This year, The U.S. Congress is looking into reauthorizing Section 702 of the Foreign Intelligence Surveillance Act. The Act permits the Government to collect communications of specific foreign individuals physically outside the United States. 702 is used to protect Americans against terrorism, espionage, and cyberattacks. To date, however, one crucial benefit of 702 collections has been overlooked – how 702 information helps prevent sensitive U.S. technology from ending up in the hands of such adversaries as Russia and the People’s Republic of China. If not reauthorized, the Act will lapse in December.
For 2023, the Annual Threat Assessment report leads with the threat posed by nation-state actors: China, Russia, Iran, and North Korea, especially given their relentless push to use advances in technology to surpass U.S. militarily.
Such technologies as hypersonics, quantum computing, and artificial intelligence have the potential to reshape the geopolitical landscape. Quantum computing, for example, will enable the country that develops the technology first to create unbreakable encryption and potentially break all existing encryption, revealing the world’s most sensitive national security communications.
Efforts to combat threats depend on access to information obtained on adversaries, including information collected thanks to Section 702. Specific 702-derived information has been used to disrupt illicit procurement networks, select companies for end-use checks overseas, and inform licensing processes. It has also been used to prevent adversaries from obtaining desired technologies and to add foreign parties to our Entity List.
This year, a Disruptive Technology Strike Force was created to target illicit actors, protect supply chains, and prevent critical technology from being acquired by authoritarian regimes and hostile nation-states.
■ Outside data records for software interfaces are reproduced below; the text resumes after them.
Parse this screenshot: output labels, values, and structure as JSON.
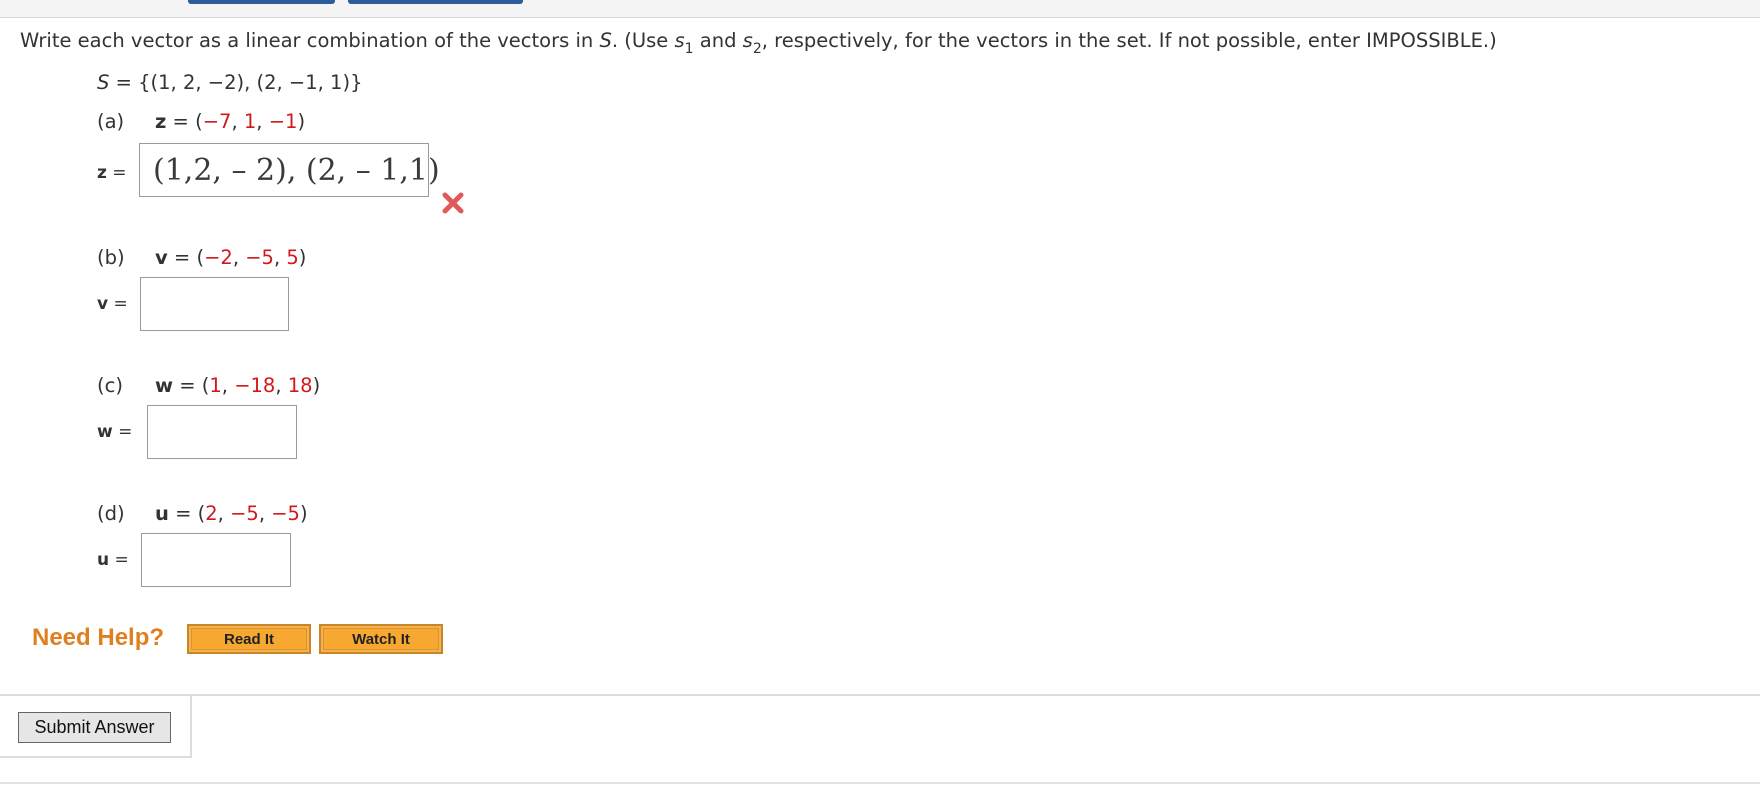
{
  "instructions": {
    "part1": "Write each vector as a linear combination of the vectors in ",
    "set_symbol": "S",
    "part2": ". (Use ",
    "s": "s",
    "sub1": "1",
    "part3": " and ",
    "sub2": "2",
    "part4": ", respectively, for the vectors in the set. If not possible, enter IMPOSSIBLE.)"
  },
  "set_definition": {
    "symbol": "S",
    "rest": " = {(1, 2, −2), (2, −1, 1)}"
  },
  "parts": [
    {
      "letter": "(a)",
      "var": "z",
      "open": " = (",
      "c1": "−7",
      "c2": "1",
      "c3": "−1",
      "close": ")",
      "answer_label": "z",
      "eq": " =",
      "answer_value": "(1,2, – 2), (2, – 1,1)",
      "status": "incorrect"
    },
    {
      "letter": "(b)",
      "var": "v",
      "open": " = (",
      "c1": "−2",
      "c2": "−5",
      "c3": "5",
      "close": ")",
      "answer_label": "v",
      "eq": " =",
      "answer_value": ""
    },
    {
      "letter": "(c)",
      "var": "w",
      "open": " = (",
      "c1": "1",
      "c2": "−18",
      "c3": "18",
      "close": ")",
      "answer_label": "w",
      "eq": " =",
      "answer_value": ""
    },
    {
      "letter": "(d)",
      "var": "u",
      "open": " = (",
      "c1": "2",
      "c2": "−5",
      "c3": "−5",
      "close": ")",
      "answer_label": "u",
      "eq": " =",
      "answer_value": ""
    }
  ],
  "sep": ", ",
  "help": {
    "title": "Need Help?",
    "read_it": "Read It",
    "watch_it": "Watch It"
  },
  "submit_label": "Submit Answer",
  "colors": {
    "accent_red": "#d0191a",
    "help_orange": "#e07f1f",
    "button_orange": "#f7a830",
    "tab_blue": "#2a5d9a",
    "incorrect_mark": "#e05a5a"
  },
  "icons": {
    "status_incorrect": "x-mark-icon"
  }
}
The first five cases involved a wide range of technology exploitation efforts, from alleged procurement networks created to help the Russian military and intelligence services obtain sensitive U.S. technology to defendants allegedly stealing source code from U.S. technology companies to market it to Chinese competitors.
Congress will hear from stakeholders on how best to strike a proper balance that protects legitimate privacy interests while permitting appropriate use of 702 to protect national security.